Robots can react rapidly and productively to progressively complex orders as demand for 24-hour delivery rises and supply chains function smoothly.
Machines replacing humans will increase in the coming months as businesses move from survival mode to find ways to operate smoothly without affecting the supply and demand as pandemic continues to effects the economy.
“During the 1980s, the principal reason behind putting resources into robots was to cut down labour costs and nowadays, it’s about lack of labour. Computerization hardware providers, for example, global Honeywell, are becoming famous.
Daniel Susskind, the creator of “A World without Work” told Time Magazine, “This pandemic has produced a powerful reason to automate or replace human beings.” In comparison to humans, machines don’t fall sick, and they don’t have to quarantine to protect family members; they don’t require holiday from work.”
Amazon is heading the market in the manufacturing of warehouse automation, contending in front of its competitors as they acquired Kiva Systems in 2012.
However, the logistic companies are as yet contending to catch up with Amazon. As advanced robotics has developed, designers are producing less expensive, more versatile machines that can move starting with one distribution centre then onto the next, instead of more fixed, smaller, substantial equipment.
A global courier service company called DHL has invested money in 12 kinds of robots and programming more than 7,500 tasks, including calculation improvement, wearable gadget use, and automated pallet packaging.
The use of robots as a reaction to the coronavirus pandemic is speeding. Robots are seen cleaning floors at hospitals, airport terminals as well as checking the temperature of passengers.

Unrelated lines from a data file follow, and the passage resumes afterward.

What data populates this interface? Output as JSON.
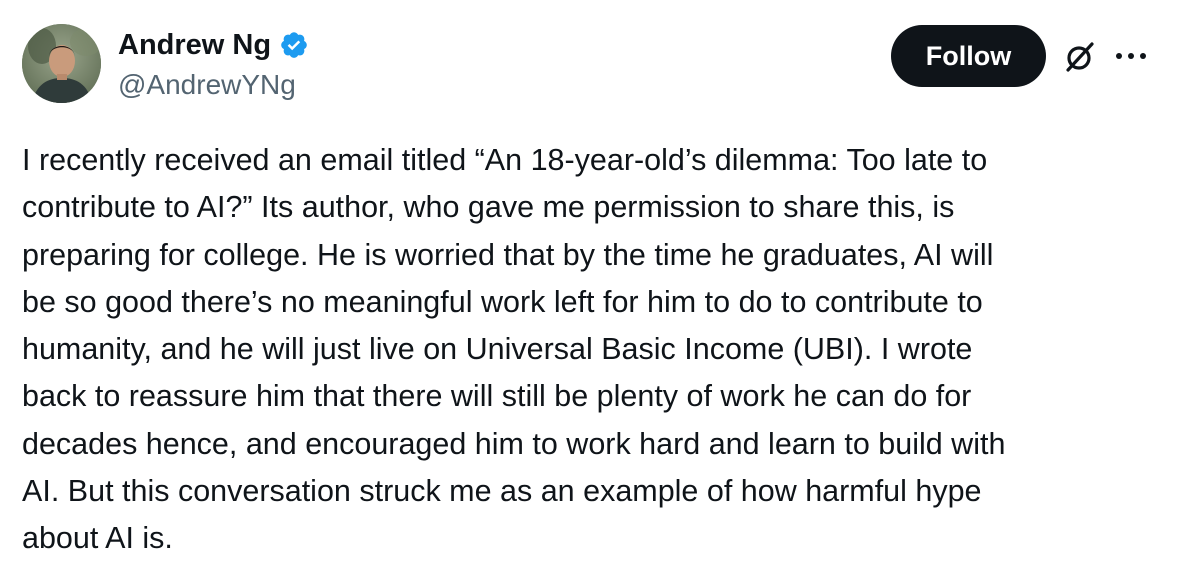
{
  "author": {
    "display_name": "Andrew Ng",
    "handle": "@AndrewYNg",
    "verified": true,
    "verified_color": "#1d9bf0"
  },
  "actions": {
    "follow_label": "Follow",
    "grok_icon": "grok-icon",
    "more_icon": "more-icon"
  },
  "tweet": {
    "lines": [
      "I recently received an email titled “An 18-year-old’s dilemma: Too late to",
      "contribute to AI?” Its author, who gave me permission to share this, is",
      "preparing for college. He is worried that by the time he graduates, AI will",
      "be so good there’s no meaningful work left for him to do to contribute to",
      "humanity, and he will just live on Universal Basic Income (UBI). I wrote",
      "back to reassure him that there will still be plenty of work he can do for",
      "decades hence, and encouraged him to work hard and learn to build with",
      "AI. But this conversation struck me as an example of how harmful hype",
      "about AI is."
    ]
  },
  "colors": {
    "text": "#0f1419",
    "secondary_text": "#536471",
    "follow_bg": "#0f1419",
    "follow_text": "#ffffff"
  }
}
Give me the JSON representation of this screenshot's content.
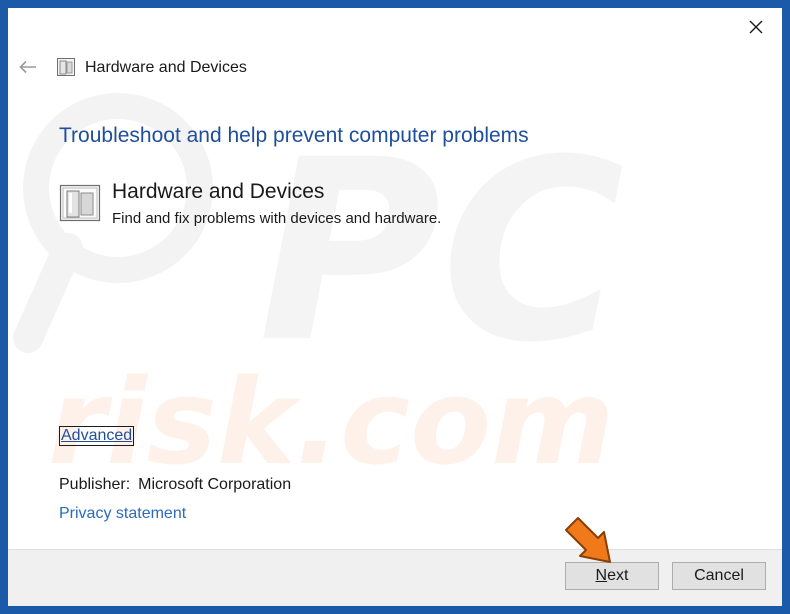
{
  "window": {
    "title": "Hardware and Devices",
    "close_icon": "close-icon",
    "back_icon": "back-arrow-icon"
  },
  "main": {
    "heading": "Troubleshoot and help prevent computer problems",
    "tool": {
      "icon": "hardware-devices-icon",
      "title": "Hardware and Devices",
      "description": "Find and fix problems with devices and hardware."
    },
    "advanced_label": "Advanced",
    "publisher_label": "Publisher:",
    "publisher_value": "Microsoft Corporation",
    "privacy_label": "Privacy statement"
  },
  "footer": {
    "next_first": "N",
    "next_rest": "ext",
    "cancel_label": "Cancel"
  },
  "watermark": {
    "text_top": "PC",
    "text_bottom": "risk.com"
  },
  "colors": {
    "accent": "#1f4e9c",
    "link": "#2a6ac0",
    "border": "#1b5aa8",
    "annotation_arrow": "#f07a1a"
  }
}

Lately, companies have shut call centers utilizing humans to provide customer care services and are going for chatbots made by tech companies such as Live Person or AI companies like Watson Assistant.